and historical carbon emissions of industrialised countries, and so on this front a historical polluter from Europe might be ranked higher than
a Latin American country whose emissions are still rising but has contributed negligible carbon pollution since the beginning of the industrial
era. The report does state that scores are determined according to a country’s performance on carbon emissions trends compared to its “economic
peers”, meaning that a wealthy European country such as Denmark would be judged on its decarbonisation efforts as compared to those of another,
such as Italy. However, a Latin American country such as Ecuador, whose cumulative carbon emissions over time have been minimal but which may still
be seeing a slight increase in its emissions at the present time, might score poorly because it is not making as much relative progress as its
economic peers (such as Uruguay or Costa Rica, for example), even if its carbon footprint remains substantially lower than that of a country like
Having said all this, establishing a methodology that really can rank all of the world’s countries according to their true environmental performance,
while taking into account the vastly complex economic, social and cultural context of each country and region, must be an extremely difficult exercise,
and the EPI has become recognised as one of the best examples to follow in this area. For proponents of Latin America’s green credentials, some
saving grace could come in the form of this caveat, as well as the observation that most of the region’s countries are still judged to be outperforming
other ‘developing’ regions (such as Central and South Asia, and Africa and the Middle East).
Finally, any survey that suggests that regions like Latin America are being outperformed by western and industrialised nations like those in Europe
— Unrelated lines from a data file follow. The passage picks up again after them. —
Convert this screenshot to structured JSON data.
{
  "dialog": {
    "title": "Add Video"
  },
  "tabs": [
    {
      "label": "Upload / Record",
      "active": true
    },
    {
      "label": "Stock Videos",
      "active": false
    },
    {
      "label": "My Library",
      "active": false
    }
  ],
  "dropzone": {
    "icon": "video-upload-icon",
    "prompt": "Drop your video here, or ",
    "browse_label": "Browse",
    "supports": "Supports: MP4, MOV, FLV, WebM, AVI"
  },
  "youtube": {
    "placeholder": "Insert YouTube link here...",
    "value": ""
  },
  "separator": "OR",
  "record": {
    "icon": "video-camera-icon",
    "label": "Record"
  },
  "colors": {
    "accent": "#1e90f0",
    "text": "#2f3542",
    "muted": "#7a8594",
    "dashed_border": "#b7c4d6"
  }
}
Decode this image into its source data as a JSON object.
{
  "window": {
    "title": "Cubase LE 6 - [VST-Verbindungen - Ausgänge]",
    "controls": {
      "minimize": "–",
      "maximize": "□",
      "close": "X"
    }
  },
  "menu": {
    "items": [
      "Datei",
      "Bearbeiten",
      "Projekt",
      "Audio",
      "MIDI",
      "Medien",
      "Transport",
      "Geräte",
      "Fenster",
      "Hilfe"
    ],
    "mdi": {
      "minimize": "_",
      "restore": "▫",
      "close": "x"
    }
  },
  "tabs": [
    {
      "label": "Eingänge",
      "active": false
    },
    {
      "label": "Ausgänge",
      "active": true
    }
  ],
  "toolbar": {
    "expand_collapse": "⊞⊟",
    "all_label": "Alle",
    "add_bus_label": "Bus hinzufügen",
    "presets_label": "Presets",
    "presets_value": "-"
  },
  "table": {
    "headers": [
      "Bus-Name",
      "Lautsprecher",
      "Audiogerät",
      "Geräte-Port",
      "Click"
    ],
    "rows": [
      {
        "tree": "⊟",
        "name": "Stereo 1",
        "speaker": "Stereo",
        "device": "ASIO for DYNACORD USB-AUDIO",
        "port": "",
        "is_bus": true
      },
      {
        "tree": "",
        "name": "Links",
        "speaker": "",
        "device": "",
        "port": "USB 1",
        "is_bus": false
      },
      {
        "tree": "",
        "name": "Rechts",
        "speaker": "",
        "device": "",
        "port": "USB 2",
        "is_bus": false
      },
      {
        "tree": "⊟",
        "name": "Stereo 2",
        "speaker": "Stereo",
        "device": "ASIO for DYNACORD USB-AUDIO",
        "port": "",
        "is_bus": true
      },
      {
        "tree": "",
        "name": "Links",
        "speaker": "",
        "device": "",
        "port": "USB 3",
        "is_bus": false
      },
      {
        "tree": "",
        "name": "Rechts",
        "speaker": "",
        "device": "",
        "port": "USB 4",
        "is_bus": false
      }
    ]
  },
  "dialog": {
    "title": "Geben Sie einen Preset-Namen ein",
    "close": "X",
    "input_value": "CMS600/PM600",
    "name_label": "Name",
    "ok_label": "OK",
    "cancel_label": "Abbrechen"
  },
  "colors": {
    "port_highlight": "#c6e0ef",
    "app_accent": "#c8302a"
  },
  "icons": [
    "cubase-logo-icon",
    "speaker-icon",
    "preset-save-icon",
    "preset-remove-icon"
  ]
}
can always be countered by the number of stories that continue to come out of Central and South America, which continue to demonstrate that countries
of this region are determined to play their part in driving global sustainability, perhaps even to a degree that fair outweighs their historical
responsibilities towards challenges like global climate change.